Problem requirements | Retype the data below exactly; skip every image.

Data for review |
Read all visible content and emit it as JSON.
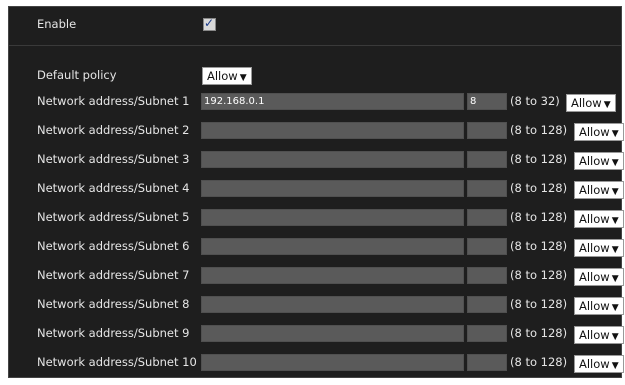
{
  "enable": {
    "label": "Enable",
    "checked": true,
    "check_glyph": "✓"
  },
  "default_policy": {
    "label": "Default policy",
    "value": "Allow",
    "caret": "▼"
  },
  "rows": [
    {
      "label": "Network address/Subnet 1",
      "address": "192.168.0.1",
      "mask": "8",
      "range": "(8 to 32)",
      "policy": "Allow"
    },
    {
      "label": "Network address/Subnet 2",
      "address": "",
      "mask": "",
      "range": "(8 to 128)",
      "policy": "Allow"
    },
    {
      "label": "Network address/Subnet 3",
      "address": "",
      "mask": "",
      "range": "(8 to 128)",
      "policy": "Allow"
    },
    {
      "label": "Network address/Subnet 4",
      "address": "",
      "mask": "",
      "range": "(8 to 128)",
      "policy": "Allow"
    },
    {
      "label": "Network address/Subnet 5",
      "address": "",
      "mask": "",
      "range": "(8 to 128)",
      "policy": "Allow"
    },
    {
      "label": "Network address/Subnet 6",
      "address": "",
      "mask": "",
      "range": "(8 to 128)",
      "policy": "Allow"
    },
    {
      "label": "Network address/Subnet 7",
      "address": "",
      "mask": "",
      "range": "(8 to 128)",
      "policy": "Allow"
    },
    {
      "label": "Network address/Subnet 8",
      "address": "",
      "mask": "",
      "range": "(8 to 128)",
      "policy": "Allow"
    },
    {
      "label": "Network address/Subnet 9",
      "address": "",
      "mask": "",
      "range": "(8 to 128)",
      "policy": "Allow"
    },
    {
      "label": "Network address/Subnet 10",
      "address": "",
      "mask": "",
      "range": "(8 to 128)",
      "policy": "Allow"
    }
  ],
  "caret": "▼",
  "colors": {
    "panel_bg": "#1e1e1e",
    "field_bg": "#5a5a5a",
    "text": "#e6e6e6",
    "select_bg": "#ffffff"
  }
}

Result for this exercise |
Read all visible content and emit it as JSON.
{
  "enable": {
    "label": "Enable",
    "checked": true,
    "check_glyph": "✓"
  },
  "default_policy": {
    "label": "Default policy",
    "value": "Allow",
    "caret": "▼"
  },
  "rows": [
    {
      "label": "Network address/Subnet 1",
      "address": "192.168.0.1",
      "mask": "8",
      "range": "(8 to 32)",
      "policy": "Allow"
    },
    {
      "label": "Network address/Subnet 2",
      "address": "",
      "mask": "",
      "range": "(8 to 128)",
      "policy": "Allow"
    },
    {
      "label": "Network address/Subnet 3",
      "address": "",
      "mask": "",
      "range": "(8 to 128)",
      "policy": "Allow"
    },
    {
      "label": "Network address/Subnet 4",
      "address": "",
      "mask": "",
      "range": "(8 to 128)",
      "policy": "Allow"
    },
    {
      "label": "Network address/Subnet 5",
      "address": "",
      "mask": "",
      "range": "(8 to 128)",
      "policy": "Allow"
    },
    {
      "label": "Network address/Subnet 6",
      "address": "",
      "mask": "",
      "range": "(8 to 128)",
      "policy": "Allow"
    },
    {
      "label": "Network address/Subnet 7",
      "address": "",
      "mask": "",
      "range": "(8 to 128)",
      "policy": "Allow"
    },
    {
      "label": "Network address/Subnet 8",
      "address": "",
      "mask": "",
      "range": "(8 to 128)",
      "policy": "Allow"
    },
    {
      "label": "Network address/Subnet 9",
      "address": "",
      "mask": "",
      "range": "(8 to 128)",
      "policy": "Allow"
    },
    {
      "label": "Network address/Subnet 10",
      "address": "",
      "mask": "",
      "range": "(8 to 128)",
      "policy": "Allow"
    }
  ],
  "caret": "▼",
  "colors": {
    "panel_bg": "#1e1e1e",
    "field_bg": "#5a5a5a",
    "text": "#e6e6e6",
    "select_bg": "#ffffff"
  }
}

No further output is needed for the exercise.